It’s no secret that Israeli technologies are disrupting every major industry across the globe.
Despite having only having a population of less than 10 million residents, and a landmass not much bigger than the size of New Jersey, the ‘scale-up nation’ has emerged as a desirable investment destination, from Warren Buffet to Google, Apple and Microsoft.
On average Israel invests more than 5 percent of GDP back into Research & Development initiatives, much more than Western nations. Private venture capital spending in Israel is also on the top of the world’s list.
Israel boasts the highest number of foreign companies listed on the Nasdaq, at a total of following China.
Number of Israeli companies on the financial exchanges
New York Stock Exchange 10
London Stock Exchange 23
Buying shares in Israeli birthed companies is quicky and easy, provided you go via approved and licensed trading platforms.
Platforms for buying Israeli stocks;
- Etoro’s founder is Israeli, and the platform is trusted by over 12 million active users worldwide, making it the largest social trading platform in the world. Better yet, there are no commissions for buying and selling shares, almost making it one of the worlds most affordable platforms.
- Hargreaves Lansdown Based in Bristol, HL are is the UK’s largest financial trading platform, and they charge £12.99 per trade and are also regulated by the UK’s Financial Conduct Authority. HL have a much larger portfolio of shares available, and so far israelinvestment.org has not found an Israeli company that isnt available to buy on Hargreaves Lansdown.
Acknowledgements, and further reading;
- Other investment options include Real Estate, Startups via Israeli Equity Crowd investing, and Capital Markets
- How to Invest in Israeli Companies listed on the NASDAQ
- Invest in Israel Global Community LinkedIn Community.
- The complete list of Israeli Stocks Listed on the American Markets by Top Foreign Stocks
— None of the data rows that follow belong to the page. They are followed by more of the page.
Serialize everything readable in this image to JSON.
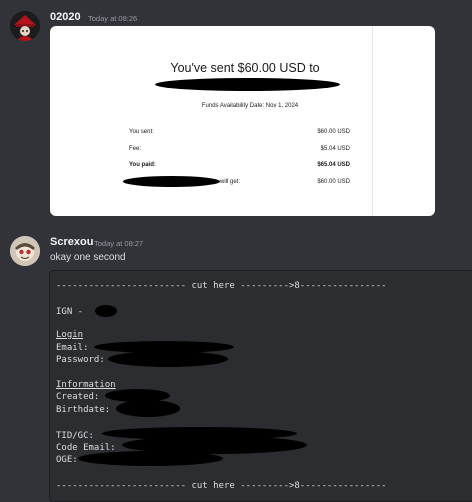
{
  "messages": [
    {
      "username": "02020",
      "timestamp": "Today at 08:26",
      "receipt": {
        "headline": "You've sent $60.00 USD to",
        "availability": "Funds Availability Date: Nov 1, 2024",
        "rows": [
          {
            "label": "You sent:",
            "value": "$60.00 USD",
            "bold": false
          },
          {
            "label": "Fee:",
            "value": "$5.04 USD",
            "bold": false
          },
          {
            "label": "You paid:",
            "value": "$65.04 USD",
            "bold": true
          },
          {
            "label": "will get:",
            "value": "$60.00 USD",
            "bold": false
          }
        ]
      }
    },
    {
      "username": "Screxou",
      "timestamp": "Today at 08:27",
      "text": "okay one second",
      "code_lines": [
        "------------------------ cut here --------->8----------------",
        "IGN -",
        "Login",
        "Email:",
        "Password:",
        "Information",
        "Created:",
        "Birthdate:",
        "TID/GC:",
        "Code Email:",
        "OGE:",
        "------------------------ cut here --------->8----------------"
      ]
    }
  ],
  "colors": {
    "background": "#313338",
    "code_background": "#2b2d31",
    "receipt_background": "#ffffff",
    "redaction": "#000000"
  }
}
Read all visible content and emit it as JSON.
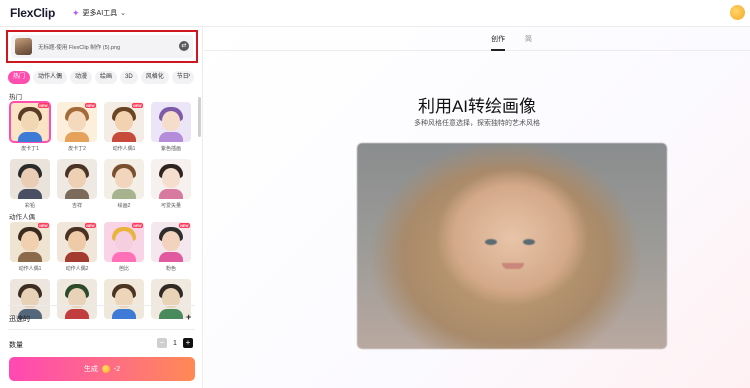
{
  "header": {
    "logo": "FlexClip",
    "ai_tools_label": "更多AI工具"
  },
  "upload": {
    "filename": "无标题-使用 FlexClip 制作 (5).png"
  },
  "style_tabs": [
    "热门",
    "动作人偶",
    "动漫",
    "绘画",
    "3D",
    "风格化",
    "节日"
  ],
  "sections": {
    "popular_title": "热门",
    "popular": [
      {
        "label": "皮卡丁1",
        "new": true
      },
      {
        "label": "皮卡丁2",
        "new": true
      },
      {
        "label": "动作人偶1",
        "new": true
      },
      {
        "label": "紫色插画",
        "new": false
      },
      {
        "label": "彩铅",
        "new": false
      },
      {
        "label": "吉祥",
        "new": false
      },
      {
        "label": "绘画2",
        "new": false
      },
      {
        "label": "可爱矢量",
        "new": false
      }
    ],
    "figure_title": "动作人偶",
    "figures": [
      {
        "label": "动作人偶1",
        "new": true
      },
      {
        "label": "动作人偶2",
        "new": true
      },
      {
        "label": "芭比",
        "new": true
      },
      {
        "label": "粉色",
        "new": true
      },
      {
        "label": "",
        "new": false
      },
      {
        "label": "",
        "new": false
      },
      {
        "label": "",
        "new": false
      },
      {
        "label": "",
        "new": false
      }
    ]
  },
  "options": {
    "advanced_label": "迅速的",
    "quantity_label": "数量",
    "quantity_value": "1"
  },
  "generate": {
    "label": "生成",
    "cost": "-2"
  },
  "main": {
    "tabs": [
      "创作",
      "简"
    ],
    "headline": "利用AI转绘画像",
    "subheadline": "多种风格任意选择，探索独特的艺术风格"
  },
  "colors": {
    "accent_pink": "#ff4fae",
    "highlight_red": "#d0161e"
  }
}
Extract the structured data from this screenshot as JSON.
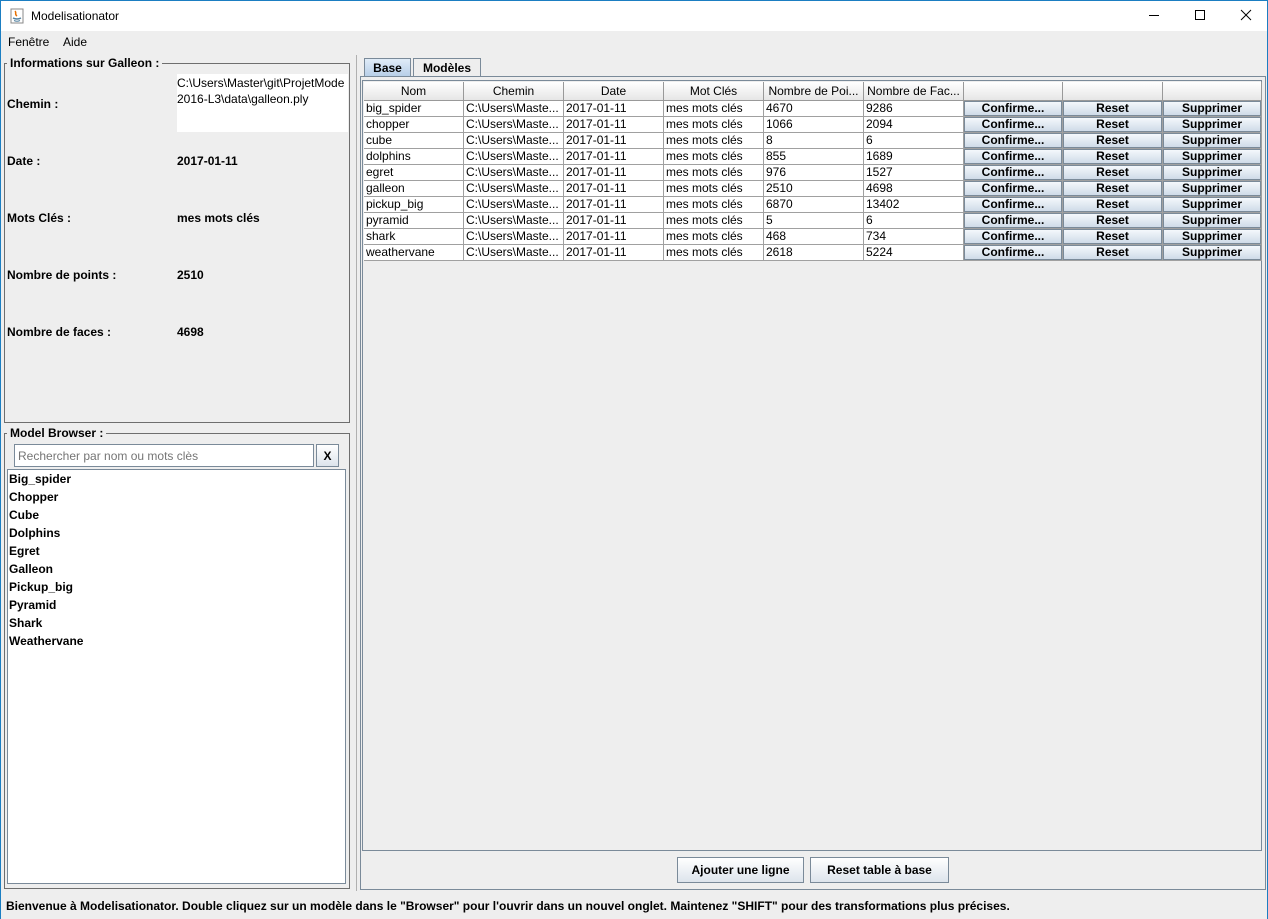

- Partnering for Palestinian Prosperity, and Openpalestine.com
- Israelis Dream of Big U.S. IPOs, but Are Swallowed by M&As, by Sophie Sulman, Calcalistech